Demanding the truth

There's a bill in the state legislature that calls for an independent and comprehensive cost/benefit analysis of expanded gambling in Massachusetts, and John Ribeiro is leading the charge locally for passage of the bill. S.150 was filed by Sen. Stephen Brewer, a Democrat from Barre, back in January. It's currently before the Joint Committee on Economic Development and Emerging Technologies, as is a bill that would authorize three casinos in the state.

It's inconceivable that a proposal with the impact of legalized casino gambling would go forward without the public -- and the elected officials who are voting on it -- knowing exactly what the pros and cons would be, but that is what the pro-gambling forces tried last year, and it's what they will try again. Of course, the gambling lobby and their supporters on Beacon Hill understand that a truly honest study will include much to be concerned about, and that don't want you and me to see that.

East Boston will be negatively impacted by a casino at Suffolk Downs. We demand a legitimate study in order to fully understand exactly what we're getting ourselves into.

1 comment:

Gail said...

I agree with the Hubster....if proponents of a casino want our neighborhoods to support their proposal, then we ought to be entitled to know the pros and cons of it. As I always say, if it's such a great thing, why aren't other neighborhoods beating doors down to build it in their cities and towns, especially where they might have economic issues (doesn't every city and town?). It's a known fact that casinos are located in poorer neighborhoods to entice those that can least afford it. Predatory gambling...that's the term. Proponents can offer us all these great promises and things, but if you put lipstick on a pig it's still a pig. If folks think that it's going to improve our quality of life and our neighborhoods for the better, fagetaboudit! By it's very nature, it invites a negative environment...crime, prostitution, divorces, bankruptcies and the like. Those that are supporting it now, I suggest, are not thinking this through....they're seduced by the "entertainment, jobs, gambling" but with negative impacts of this proposal, will they really want to live next door? People complain about traffic, traffic, traffic now. No improvements in the roads are going to keep visitors from traveling local streets.

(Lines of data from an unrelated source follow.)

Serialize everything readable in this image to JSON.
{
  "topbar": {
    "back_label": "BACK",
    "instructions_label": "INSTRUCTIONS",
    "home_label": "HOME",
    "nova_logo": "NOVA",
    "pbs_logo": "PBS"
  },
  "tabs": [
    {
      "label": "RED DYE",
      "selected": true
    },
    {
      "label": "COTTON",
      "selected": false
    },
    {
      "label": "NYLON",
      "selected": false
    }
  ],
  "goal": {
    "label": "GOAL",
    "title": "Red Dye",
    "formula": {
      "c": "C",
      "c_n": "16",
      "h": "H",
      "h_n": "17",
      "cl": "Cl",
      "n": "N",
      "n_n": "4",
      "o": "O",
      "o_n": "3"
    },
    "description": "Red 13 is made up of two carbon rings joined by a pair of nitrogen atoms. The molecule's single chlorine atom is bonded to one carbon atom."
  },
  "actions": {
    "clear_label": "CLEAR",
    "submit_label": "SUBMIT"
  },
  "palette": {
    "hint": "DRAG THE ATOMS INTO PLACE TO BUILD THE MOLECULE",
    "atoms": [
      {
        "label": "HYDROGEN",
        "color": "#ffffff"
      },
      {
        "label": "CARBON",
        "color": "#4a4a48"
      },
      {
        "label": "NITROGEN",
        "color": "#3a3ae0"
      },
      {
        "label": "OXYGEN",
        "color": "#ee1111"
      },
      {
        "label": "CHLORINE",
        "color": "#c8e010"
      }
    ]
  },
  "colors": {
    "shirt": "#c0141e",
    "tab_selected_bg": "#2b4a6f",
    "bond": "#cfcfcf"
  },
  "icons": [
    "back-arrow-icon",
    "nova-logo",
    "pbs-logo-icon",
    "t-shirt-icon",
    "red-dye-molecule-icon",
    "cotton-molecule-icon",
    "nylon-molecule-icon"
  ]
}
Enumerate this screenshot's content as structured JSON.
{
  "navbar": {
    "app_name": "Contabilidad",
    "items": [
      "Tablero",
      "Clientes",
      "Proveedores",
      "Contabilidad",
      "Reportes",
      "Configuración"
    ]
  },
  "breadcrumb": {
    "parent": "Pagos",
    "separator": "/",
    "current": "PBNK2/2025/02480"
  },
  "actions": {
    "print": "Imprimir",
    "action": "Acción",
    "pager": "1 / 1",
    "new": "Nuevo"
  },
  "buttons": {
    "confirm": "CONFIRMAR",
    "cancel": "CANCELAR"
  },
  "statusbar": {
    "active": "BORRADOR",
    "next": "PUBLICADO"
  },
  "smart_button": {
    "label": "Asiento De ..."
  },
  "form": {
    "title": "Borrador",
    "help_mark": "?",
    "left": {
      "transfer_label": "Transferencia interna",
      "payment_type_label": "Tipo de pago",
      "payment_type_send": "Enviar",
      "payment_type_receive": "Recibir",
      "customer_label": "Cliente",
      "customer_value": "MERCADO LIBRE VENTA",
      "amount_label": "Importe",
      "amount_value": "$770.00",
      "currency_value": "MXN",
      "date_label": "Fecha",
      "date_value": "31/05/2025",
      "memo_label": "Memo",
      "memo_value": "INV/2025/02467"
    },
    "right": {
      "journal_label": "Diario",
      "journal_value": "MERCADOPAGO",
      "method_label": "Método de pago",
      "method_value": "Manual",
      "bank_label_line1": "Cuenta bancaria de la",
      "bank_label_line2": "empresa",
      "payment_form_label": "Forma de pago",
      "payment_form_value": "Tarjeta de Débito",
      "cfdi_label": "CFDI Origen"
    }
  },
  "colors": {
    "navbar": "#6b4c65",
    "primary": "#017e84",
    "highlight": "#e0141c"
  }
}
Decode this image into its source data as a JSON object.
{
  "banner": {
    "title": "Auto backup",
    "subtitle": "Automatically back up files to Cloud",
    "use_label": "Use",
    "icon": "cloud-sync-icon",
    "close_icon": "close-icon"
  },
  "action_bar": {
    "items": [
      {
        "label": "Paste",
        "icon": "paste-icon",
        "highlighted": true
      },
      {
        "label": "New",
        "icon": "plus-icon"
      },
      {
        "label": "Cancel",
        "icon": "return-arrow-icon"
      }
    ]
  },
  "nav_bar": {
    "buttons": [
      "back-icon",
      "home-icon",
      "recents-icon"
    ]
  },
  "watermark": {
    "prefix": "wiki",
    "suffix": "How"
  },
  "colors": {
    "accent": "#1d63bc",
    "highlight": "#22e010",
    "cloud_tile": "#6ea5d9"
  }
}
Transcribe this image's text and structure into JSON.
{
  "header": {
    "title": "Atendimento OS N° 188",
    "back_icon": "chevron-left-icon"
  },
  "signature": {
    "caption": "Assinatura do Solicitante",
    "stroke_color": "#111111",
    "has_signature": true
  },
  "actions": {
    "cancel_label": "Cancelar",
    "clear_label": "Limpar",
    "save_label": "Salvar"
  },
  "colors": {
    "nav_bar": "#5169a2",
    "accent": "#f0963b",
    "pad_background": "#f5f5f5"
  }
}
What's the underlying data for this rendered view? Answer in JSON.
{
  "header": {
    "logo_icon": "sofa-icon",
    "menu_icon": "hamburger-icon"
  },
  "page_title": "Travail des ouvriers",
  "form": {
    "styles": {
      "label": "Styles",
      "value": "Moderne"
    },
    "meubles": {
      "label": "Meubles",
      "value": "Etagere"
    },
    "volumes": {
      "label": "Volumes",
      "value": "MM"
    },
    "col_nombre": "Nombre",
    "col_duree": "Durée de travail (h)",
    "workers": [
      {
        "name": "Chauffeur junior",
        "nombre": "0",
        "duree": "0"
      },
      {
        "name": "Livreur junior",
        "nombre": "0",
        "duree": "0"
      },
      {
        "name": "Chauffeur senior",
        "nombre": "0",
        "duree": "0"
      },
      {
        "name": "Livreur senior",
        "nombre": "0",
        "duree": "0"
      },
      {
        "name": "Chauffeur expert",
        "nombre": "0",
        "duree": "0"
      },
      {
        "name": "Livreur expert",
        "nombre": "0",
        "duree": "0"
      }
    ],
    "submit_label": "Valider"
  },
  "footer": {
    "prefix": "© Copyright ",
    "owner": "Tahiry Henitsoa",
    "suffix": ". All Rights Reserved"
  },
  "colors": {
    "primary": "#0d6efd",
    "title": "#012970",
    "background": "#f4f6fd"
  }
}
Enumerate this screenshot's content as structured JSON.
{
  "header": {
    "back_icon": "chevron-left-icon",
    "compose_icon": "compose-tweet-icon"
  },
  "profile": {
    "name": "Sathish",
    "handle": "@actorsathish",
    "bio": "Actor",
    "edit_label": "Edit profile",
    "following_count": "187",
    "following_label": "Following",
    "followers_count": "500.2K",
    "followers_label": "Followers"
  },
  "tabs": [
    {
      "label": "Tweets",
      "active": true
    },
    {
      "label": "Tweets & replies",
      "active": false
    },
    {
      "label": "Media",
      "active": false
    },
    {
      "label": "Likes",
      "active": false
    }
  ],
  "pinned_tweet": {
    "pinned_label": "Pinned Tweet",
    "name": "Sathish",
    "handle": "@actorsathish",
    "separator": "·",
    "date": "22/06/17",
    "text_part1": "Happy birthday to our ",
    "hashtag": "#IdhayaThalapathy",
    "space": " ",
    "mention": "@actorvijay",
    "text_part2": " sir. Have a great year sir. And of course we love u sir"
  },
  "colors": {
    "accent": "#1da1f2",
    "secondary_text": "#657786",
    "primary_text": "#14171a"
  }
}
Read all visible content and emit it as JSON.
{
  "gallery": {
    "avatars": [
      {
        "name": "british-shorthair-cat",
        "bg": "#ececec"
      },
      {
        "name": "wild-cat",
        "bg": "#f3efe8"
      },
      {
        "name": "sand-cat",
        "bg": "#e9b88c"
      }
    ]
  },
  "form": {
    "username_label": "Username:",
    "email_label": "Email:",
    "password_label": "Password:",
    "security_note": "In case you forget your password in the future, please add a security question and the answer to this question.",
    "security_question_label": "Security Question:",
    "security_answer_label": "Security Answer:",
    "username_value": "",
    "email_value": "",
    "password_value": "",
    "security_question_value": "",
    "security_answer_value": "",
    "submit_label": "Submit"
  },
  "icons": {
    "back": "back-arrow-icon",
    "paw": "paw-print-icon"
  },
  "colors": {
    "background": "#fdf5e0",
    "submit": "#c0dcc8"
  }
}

And once on those local streets, our businesses are not going to realize much from those traveling through. Are their homes going to maintain their values? Think about this up front before you rush to embrace this business deal.